PROBLEM TO WORK ON:
Please return every line from the entries that has the string "main" in it.

Data excerpts:
+++
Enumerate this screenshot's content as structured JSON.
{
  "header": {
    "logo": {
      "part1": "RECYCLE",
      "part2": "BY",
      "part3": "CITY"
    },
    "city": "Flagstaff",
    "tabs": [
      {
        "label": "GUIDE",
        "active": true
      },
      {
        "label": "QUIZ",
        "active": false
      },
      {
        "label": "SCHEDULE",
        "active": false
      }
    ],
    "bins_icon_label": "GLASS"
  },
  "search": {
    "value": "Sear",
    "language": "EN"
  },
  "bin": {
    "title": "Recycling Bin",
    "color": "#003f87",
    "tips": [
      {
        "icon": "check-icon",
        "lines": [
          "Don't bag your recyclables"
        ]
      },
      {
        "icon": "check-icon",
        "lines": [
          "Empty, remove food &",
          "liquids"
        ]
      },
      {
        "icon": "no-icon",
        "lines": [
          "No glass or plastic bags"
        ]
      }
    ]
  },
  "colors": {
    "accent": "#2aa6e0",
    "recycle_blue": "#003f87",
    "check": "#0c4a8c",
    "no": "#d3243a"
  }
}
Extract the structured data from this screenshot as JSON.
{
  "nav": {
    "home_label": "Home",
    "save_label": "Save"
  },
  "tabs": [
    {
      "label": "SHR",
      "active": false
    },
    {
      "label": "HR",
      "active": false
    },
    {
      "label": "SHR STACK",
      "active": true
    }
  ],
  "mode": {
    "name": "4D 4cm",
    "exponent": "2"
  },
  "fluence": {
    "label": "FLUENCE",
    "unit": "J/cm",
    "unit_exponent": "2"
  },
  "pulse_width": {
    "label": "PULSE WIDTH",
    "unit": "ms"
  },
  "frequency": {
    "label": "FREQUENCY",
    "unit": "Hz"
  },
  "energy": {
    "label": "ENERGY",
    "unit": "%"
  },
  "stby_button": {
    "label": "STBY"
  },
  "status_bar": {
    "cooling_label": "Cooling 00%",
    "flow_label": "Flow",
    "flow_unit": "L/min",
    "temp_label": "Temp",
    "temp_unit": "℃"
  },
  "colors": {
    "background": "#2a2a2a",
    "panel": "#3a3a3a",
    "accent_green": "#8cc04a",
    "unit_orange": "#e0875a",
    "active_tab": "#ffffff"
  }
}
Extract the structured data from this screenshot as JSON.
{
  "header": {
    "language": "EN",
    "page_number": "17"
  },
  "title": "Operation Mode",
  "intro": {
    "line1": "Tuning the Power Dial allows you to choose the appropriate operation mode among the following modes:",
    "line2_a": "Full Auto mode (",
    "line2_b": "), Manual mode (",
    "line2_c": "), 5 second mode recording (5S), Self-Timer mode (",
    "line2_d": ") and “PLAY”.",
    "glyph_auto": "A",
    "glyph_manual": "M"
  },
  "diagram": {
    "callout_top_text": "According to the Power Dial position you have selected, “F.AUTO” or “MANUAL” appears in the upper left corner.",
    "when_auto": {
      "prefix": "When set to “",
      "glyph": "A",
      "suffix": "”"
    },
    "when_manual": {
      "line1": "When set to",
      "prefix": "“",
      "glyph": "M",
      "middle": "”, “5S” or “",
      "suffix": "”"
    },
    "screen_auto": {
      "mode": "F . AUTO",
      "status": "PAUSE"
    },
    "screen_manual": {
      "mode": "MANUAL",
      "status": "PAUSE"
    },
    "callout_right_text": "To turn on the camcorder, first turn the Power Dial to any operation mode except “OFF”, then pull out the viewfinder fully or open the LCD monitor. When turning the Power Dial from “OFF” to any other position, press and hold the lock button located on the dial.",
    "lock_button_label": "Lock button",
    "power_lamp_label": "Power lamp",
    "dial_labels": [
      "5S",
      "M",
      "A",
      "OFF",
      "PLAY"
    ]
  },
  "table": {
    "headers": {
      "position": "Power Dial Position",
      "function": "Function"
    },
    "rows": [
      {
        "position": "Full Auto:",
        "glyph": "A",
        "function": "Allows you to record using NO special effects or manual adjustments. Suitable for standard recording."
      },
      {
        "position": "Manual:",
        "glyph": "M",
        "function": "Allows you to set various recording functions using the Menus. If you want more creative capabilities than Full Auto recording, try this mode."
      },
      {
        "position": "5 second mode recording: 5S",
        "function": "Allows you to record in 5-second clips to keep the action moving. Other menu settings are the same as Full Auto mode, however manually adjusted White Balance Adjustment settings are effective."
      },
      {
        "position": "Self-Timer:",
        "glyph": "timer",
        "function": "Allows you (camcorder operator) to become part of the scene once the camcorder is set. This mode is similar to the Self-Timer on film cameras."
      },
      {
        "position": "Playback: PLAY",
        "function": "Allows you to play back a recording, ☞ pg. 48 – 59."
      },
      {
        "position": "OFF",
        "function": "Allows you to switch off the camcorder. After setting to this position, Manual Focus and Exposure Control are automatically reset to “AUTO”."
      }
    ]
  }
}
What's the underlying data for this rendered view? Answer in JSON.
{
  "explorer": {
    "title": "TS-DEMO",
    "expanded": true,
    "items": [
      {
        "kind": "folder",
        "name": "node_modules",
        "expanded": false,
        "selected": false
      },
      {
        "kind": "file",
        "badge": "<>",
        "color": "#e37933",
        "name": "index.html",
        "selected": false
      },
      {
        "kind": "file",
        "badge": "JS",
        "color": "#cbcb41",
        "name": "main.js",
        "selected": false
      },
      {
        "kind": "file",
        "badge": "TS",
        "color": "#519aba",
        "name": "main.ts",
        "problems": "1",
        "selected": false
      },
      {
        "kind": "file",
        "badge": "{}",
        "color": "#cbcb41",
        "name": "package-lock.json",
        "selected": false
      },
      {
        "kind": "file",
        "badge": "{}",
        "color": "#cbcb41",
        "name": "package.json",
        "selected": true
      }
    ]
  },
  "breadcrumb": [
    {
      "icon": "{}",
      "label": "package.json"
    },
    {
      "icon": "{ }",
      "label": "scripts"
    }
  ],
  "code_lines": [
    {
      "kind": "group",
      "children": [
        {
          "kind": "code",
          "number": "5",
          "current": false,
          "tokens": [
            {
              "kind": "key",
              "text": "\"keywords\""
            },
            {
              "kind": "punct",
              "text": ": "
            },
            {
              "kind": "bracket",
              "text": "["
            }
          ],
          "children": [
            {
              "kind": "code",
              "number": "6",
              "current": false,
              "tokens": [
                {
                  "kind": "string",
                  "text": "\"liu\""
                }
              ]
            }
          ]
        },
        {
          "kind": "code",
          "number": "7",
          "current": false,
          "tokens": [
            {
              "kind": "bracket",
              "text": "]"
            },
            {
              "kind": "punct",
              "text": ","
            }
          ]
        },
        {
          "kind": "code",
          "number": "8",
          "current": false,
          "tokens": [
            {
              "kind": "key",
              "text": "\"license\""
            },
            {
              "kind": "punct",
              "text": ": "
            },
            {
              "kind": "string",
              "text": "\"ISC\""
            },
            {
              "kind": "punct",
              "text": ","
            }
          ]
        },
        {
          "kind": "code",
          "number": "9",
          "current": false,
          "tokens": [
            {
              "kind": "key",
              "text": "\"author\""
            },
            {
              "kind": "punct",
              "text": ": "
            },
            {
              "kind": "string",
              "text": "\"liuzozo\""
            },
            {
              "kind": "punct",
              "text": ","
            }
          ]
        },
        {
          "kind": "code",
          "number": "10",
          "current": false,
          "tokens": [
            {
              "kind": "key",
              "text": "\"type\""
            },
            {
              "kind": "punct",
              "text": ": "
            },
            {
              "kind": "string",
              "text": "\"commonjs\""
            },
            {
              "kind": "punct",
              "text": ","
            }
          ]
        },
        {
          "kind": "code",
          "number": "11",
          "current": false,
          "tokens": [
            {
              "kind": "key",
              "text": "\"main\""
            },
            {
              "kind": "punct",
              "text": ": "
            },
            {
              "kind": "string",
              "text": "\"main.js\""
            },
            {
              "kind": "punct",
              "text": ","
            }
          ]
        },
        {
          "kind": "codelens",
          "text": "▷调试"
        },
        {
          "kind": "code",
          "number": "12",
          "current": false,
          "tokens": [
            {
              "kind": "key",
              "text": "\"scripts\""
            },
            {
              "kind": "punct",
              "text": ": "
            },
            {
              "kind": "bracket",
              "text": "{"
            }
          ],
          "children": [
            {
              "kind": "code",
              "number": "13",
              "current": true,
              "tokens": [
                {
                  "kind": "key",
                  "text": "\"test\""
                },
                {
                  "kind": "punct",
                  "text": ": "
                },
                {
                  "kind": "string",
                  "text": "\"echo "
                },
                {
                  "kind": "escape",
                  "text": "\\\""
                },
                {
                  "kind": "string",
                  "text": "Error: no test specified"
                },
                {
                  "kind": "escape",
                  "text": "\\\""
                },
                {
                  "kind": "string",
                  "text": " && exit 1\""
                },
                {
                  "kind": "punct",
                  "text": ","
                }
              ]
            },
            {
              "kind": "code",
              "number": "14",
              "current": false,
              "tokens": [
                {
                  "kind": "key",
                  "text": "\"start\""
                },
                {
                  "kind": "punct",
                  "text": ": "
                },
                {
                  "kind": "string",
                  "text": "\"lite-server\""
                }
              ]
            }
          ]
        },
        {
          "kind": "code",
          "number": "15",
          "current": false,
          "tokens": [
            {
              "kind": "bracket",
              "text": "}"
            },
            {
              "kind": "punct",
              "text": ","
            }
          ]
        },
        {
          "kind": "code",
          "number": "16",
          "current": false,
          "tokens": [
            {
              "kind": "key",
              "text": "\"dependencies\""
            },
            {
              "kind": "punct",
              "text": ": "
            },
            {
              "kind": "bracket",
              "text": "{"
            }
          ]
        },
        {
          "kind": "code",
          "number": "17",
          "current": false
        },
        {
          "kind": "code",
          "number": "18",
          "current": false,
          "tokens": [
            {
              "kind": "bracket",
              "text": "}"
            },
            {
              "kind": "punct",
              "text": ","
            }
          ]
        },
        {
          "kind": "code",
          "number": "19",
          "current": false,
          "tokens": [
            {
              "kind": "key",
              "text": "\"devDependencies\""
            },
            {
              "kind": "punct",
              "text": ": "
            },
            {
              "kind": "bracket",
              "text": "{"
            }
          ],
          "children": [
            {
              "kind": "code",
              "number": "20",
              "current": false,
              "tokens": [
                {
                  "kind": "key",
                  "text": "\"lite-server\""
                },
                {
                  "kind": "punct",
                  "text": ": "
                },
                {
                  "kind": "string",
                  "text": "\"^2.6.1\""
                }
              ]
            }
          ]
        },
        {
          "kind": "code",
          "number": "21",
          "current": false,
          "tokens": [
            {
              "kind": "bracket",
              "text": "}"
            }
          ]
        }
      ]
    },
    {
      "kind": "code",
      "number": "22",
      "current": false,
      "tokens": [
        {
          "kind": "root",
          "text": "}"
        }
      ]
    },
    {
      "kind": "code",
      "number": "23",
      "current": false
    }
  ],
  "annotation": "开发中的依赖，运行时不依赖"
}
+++
RESPONSE TO THIS EXERCISE:
        "name": "main.js",
        "name": "main.ts",
              "text": "\"main\""
              "text": "\"main.js\""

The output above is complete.